But should we care the budget is negotiated in secret?
During the budget process, New York’s governor and legislative leaders are tasked with mapping out how to use taxpayer money to pay for issues as universal as education and as targeted as film and television tax breaks.
But other groups, like Horner’s NYPIRG, argue that if there is a new point of negotiation in the budget that no one’s yet hashed out, it should be made public so there can be a hearing on the topic.
“The way that New York budgets play out because they’re in secret, is that things can get cooked up that no one knew was coming and were not adequately publicly vetted,” explained Horner. “But by the time the public finds out, the trains have already left the station.”
As an example, he pointed to the change the Hochul administration had pushed last week to the state’s Climate Law.
“There had been no public hearings. No committee votes. Nobody had proposed that in the budget and it was just sort of plopped in there in secret.

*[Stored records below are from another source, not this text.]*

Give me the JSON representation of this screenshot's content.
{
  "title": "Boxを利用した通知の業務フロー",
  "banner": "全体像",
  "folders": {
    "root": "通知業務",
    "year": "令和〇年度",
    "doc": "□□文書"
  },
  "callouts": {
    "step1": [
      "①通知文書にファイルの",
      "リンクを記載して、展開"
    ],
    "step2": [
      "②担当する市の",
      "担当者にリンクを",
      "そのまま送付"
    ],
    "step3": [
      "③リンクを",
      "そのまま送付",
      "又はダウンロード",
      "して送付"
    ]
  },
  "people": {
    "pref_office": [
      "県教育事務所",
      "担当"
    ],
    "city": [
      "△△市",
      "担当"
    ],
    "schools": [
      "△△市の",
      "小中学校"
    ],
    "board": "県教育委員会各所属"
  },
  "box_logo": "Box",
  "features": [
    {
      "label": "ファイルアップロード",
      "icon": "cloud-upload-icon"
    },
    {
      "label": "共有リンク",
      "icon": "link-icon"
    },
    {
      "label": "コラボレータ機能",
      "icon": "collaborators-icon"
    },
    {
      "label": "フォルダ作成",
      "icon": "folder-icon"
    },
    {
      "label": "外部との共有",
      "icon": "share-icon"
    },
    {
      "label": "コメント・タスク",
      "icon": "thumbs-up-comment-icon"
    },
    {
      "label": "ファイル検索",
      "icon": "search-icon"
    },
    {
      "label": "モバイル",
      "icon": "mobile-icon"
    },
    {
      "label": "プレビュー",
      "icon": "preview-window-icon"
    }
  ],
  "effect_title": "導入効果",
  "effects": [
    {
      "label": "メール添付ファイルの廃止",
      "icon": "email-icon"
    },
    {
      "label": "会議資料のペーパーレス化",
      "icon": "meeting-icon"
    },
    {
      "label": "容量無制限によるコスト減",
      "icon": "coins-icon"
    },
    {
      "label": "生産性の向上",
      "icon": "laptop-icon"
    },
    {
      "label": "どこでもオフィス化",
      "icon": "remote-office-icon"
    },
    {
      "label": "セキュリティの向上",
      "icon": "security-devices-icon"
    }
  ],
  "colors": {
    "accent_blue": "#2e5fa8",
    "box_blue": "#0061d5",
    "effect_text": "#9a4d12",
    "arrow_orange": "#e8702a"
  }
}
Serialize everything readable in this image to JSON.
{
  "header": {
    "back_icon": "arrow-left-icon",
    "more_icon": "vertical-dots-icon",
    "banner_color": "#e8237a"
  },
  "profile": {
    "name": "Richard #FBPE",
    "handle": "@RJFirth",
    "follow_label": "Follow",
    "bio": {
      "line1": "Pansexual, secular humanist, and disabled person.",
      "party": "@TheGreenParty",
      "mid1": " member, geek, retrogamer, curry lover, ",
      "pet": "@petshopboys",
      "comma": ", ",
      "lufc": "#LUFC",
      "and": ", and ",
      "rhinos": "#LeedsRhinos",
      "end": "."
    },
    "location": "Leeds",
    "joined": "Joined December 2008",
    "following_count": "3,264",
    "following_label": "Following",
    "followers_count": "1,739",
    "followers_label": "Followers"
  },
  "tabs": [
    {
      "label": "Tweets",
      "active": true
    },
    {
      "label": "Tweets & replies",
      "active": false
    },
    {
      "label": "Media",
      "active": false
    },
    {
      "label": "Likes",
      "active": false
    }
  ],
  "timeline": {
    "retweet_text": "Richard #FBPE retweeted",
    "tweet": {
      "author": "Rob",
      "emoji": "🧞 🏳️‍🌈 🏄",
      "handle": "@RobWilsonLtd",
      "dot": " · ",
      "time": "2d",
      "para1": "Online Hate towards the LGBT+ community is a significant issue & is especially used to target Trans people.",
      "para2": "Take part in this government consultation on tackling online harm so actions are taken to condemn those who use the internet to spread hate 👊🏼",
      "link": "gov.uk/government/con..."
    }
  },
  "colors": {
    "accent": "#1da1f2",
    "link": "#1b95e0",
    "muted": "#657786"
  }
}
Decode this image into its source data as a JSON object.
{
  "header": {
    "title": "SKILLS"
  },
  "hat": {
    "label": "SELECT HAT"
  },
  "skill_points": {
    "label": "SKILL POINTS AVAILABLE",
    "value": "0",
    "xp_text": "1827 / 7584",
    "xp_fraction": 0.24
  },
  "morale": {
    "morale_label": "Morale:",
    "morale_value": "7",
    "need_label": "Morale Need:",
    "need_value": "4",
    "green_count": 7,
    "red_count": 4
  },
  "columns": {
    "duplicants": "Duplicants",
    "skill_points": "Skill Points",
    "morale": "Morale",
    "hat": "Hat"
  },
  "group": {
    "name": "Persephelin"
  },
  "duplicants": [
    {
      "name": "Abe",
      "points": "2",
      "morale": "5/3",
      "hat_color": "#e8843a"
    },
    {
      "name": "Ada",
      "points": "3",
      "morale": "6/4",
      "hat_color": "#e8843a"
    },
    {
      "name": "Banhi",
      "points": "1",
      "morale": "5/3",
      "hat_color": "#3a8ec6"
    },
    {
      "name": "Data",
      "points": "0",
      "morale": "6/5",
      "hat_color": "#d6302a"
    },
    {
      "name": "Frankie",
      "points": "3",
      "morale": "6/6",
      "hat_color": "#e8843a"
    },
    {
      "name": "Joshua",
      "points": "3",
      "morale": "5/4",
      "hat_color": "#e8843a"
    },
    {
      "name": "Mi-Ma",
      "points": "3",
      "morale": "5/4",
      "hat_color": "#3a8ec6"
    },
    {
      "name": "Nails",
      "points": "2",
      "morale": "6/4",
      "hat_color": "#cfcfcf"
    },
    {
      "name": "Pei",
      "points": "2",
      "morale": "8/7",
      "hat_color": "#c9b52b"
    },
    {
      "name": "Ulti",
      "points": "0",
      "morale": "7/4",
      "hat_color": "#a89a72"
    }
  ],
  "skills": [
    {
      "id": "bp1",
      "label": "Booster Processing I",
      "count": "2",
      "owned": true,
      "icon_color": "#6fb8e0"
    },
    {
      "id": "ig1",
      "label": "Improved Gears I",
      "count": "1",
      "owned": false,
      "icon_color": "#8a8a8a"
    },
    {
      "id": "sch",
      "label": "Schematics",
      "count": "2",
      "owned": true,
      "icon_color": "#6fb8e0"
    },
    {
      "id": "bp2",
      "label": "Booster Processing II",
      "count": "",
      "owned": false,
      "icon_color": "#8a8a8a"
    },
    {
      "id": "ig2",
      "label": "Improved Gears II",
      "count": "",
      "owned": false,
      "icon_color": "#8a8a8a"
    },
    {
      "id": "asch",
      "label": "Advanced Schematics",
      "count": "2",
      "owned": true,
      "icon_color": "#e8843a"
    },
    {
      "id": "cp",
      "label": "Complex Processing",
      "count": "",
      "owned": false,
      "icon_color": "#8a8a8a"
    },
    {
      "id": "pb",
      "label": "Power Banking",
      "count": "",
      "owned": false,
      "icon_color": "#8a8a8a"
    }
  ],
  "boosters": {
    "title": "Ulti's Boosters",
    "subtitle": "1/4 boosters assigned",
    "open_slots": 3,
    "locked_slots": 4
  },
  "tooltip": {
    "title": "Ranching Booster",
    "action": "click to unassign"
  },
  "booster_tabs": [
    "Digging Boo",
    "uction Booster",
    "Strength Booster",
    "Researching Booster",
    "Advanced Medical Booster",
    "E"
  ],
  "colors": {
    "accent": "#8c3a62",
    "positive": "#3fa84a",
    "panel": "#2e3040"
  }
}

I guess to the governor’s misfortune, it leaked out,” he said. “It’s astonishing that the governor would propose to blow up the climate law over affordability, and still have a problem with making the oil companies pick up the tab.”
On the substance of the issue, Horner argues that there is a bill the state Senate already passed sponsored by Sen. Liz Krueger and Assemblymember Jeffrey Dinowitz that addresses affordability by forcing oil companies to pay into a climate fund.
“There’s a proposal in the budget, the Senate’s advanced it, to tag the world’s biggest oil companies $3 billion for the next 25 years to offset the costs of climate damages in New York. Why not use that? Why say you have to weaken the state’s climate law in order to get savings? Why not get it from the most profitable companies in the world, who happen to be the reason we’re in this problem in the first place,” Horner asked.
But the larger systemic issue is secrecy around budget-making in Albany.
“For watchdog groups, the secret budget horse-trading is totally obnoxious, disconcerting and nerve racking. It's like having a giant bomb of really bad ideas land in your front yard without immediately exploding. Is it a dud? Is it going to blow your house up? Is another one on the way? The cynicism is epic and it's why the press and public have such a sour view of Albany. There is no transparency or accountability and it makes you wonder if the bill introductions, committee meetings, hearings or even the entire 'regular' session are just for show — something for the legislative JV team to do,” John Kaehny, of Reinvent Albany, told Capital Tonight. “Crappily, the secret budget trading is getting worse and worse, with governors stuffing more and more policy into the budget to maximize their leverage.”
Kaehny warned that other “budget bombs” this year could include: subsidies for the real estate industry to convert office buildings to housing, the siting of a casino in Manhattan and delaying congestion pricing.